▶

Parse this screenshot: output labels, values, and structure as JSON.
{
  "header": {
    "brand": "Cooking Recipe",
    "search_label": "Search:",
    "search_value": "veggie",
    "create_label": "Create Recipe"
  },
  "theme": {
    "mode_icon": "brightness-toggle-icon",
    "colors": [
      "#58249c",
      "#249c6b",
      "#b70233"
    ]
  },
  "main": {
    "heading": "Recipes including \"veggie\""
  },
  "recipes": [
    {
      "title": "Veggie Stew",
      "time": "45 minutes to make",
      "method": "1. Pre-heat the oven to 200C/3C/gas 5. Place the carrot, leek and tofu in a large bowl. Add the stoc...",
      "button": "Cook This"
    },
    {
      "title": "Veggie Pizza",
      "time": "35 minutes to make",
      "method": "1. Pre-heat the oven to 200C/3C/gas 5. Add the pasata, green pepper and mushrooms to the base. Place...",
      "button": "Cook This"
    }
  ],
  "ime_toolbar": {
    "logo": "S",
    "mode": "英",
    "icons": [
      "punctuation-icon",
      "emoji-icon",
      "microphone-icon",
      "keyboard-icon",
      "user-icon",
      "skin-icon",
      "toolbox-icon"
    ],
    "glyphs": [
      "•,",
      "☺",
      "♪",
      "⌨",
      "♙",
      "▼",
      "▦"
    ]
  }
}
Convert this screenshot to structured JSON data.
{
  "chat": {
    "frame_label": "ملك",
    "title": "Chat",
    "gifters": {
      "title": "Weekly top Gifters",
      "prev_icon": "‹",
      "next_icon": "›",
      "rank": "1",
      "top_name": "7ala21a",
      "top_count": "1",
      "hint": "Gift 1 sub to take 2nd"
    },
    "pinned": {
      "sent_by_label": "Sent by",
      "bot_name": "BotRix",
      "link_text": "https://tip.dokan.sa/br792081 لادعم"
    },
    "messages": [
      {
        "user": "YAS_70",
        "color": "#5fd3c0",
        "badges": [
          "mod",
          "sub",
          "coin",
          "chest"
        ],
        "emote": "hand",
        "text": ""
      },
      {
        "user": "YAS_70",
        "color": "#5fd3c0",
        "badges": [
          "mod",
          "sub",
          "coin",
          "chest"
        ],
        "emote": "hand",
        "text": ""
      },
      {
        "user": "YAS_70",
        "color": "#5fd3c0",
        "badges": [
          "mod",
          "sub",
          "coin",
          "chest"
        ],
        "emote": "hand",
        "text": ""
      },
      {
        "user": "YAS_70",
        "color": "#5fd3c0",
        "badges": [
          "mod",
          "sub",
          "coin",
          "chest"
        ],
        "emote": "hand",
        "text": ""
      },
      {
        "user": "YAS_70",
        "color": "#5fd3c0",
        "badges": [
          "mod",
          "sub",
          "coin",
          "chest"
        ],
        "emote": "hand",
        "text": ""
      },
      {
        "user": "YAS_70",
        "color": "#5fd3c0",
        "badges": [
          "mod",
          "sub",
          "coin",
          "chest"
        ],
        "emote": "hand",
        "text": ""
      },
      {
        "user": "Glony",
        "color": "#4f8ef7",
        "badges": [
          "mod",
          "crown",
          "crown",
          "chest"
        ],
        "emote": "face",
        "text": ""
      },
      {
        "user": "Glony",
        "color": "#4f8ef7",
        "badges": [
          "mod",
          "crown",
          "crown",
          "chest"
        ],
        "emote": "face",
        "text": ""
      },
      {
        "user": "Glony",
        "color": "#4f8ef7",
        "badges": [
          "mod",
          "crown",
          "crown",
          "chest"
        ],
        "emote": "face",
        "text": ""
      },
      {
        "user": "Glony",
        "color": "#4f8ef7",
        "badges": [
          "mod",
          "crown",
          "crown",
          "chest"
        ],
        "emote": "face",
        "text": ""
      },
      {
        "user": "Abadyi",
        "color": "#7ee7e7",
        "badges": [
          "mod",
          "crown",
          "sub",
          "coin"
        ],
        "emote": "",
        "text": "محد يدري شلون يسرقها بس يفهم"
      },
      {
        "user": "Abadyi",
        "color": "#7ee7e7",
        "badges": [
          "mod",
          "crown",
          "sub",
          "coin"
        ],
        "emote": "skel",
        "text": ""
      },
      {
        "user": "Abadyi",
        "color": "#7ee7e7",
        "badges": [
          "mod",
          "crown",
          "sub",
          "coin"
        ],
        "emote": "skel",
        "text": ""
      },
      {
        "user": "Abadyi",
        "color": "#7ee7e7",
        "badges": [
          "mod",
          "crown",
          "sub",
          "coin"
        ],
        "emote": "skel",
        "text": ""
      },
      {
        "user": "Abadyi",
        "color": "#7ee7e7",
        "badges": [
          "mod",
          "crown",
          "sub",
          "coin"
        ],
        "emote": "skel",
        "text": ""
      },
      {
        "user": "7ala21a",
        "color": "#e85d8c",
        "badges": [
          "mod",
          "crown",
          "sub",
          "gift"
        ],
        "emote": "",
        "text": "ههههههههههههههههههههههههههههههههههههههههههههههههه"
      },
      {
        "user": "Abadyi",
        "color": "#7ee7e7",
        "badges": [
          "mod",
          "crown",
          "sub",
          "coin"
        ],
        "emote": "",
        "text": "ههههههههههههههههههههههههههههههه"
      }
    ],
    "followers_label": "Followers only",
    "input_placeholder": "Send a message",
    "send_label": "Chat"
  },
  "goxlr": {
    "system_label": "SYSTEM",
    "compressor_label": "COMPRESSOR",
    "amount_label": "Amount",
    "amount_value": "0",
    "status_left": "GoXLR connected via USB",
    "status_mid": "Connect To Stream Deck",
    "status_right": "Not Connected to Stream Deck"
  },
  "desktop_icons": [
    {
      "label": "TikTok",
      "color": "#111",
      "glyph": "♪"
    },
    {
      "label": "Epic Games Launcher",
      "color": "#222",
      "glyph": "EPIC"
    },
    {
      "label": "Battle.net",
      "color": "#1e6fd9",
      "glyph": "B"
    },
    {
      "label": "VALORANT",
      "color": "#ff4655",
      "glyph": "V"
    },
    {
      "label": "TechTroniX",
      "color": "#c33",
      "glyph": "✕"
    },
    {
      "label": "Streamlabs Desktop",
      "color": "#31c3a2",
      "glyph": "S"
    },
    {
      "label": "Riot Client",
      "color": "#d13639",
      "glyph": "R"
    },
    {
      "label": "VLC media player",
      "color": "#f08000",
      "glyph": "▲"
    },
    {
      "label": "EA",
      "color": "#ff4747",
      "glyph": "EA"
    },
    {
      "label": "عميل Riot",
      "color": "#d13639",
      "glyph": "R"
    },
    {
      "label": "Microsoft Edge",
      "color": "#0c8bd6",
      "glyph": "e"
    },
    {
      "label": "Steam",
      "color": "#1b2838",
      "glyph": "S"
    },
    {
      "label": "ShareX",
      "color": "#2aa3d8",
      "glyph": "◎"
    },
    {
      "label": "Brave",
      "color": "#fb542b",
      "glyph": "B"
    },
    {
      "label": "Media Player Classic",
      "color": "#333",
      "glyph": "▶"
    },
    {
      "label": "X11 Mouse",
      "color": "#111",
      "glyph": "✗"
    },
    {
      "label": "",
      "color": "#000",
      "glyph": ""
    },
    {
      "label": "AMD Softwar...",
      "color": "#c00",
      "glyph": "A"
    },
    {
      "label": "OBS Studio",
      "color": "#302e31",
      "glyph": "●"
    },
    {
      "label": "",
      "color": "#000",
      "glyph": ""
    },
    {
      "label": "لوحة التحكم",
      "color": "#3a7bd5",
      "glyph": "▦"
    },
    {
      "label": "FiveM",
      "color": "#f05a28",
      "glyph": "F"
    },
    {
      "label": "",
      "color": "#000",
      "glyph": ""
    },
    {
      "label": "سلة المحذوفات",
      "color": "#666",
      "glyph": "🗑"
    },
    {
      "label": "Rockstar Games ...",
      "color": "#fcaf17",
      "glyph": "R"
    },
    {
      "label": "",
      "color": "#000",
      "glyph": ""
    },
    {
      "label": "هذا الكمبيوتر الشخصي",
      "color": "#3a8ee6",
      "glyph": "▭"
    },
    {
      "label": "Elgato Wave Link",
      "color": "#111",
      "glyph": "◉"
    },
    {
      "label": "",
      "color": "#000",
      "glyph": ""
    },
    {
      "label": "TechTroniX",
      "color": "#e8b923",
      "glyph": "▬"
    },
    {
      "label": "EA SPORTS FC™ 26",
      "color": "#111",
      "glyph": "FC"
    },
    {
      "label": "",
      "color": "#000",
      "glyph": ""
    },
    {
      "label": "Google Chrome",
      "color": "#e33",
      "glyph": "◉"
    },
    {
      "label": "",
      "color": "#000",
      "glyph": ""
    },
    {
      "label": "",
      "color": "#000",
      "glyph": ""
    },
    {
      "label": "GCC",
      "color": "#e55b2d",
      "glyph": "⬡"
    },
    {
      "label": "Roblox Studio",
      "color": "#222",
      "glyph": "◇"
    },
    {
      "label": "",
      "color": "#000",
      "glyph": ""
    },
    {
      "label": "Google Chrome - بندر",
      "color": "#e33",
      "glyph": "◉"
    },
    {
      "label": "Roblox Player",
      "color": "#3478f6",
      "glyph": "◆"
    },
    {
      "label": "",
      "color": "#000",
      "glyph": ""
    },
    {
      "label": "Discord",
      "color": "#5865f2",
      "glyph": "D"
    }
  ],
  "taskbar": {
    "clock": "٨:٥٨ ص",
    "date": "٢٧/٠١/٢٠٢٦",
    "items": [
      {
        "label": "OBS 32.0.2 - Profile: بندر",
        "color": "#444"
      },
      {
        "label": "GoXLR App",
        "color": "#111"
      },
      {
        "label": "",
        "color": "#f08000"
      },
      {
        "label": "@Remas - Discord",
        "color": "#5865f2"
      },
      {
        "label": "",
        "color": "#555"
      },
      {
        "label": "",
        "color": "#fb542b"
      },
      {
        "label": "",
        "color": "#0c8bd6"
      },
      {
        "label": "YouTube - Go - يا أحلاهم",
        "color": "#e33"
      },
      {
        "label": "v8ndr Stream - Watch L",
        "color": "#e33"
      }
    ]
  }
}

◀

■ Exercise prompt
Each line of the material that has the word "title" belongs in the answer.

■ Answer for this exercise
      "title": "Veggie Stew",
      "title": "Veggie Pizza",
    "title": "Chat",
      "title": "Weekly top Gifters",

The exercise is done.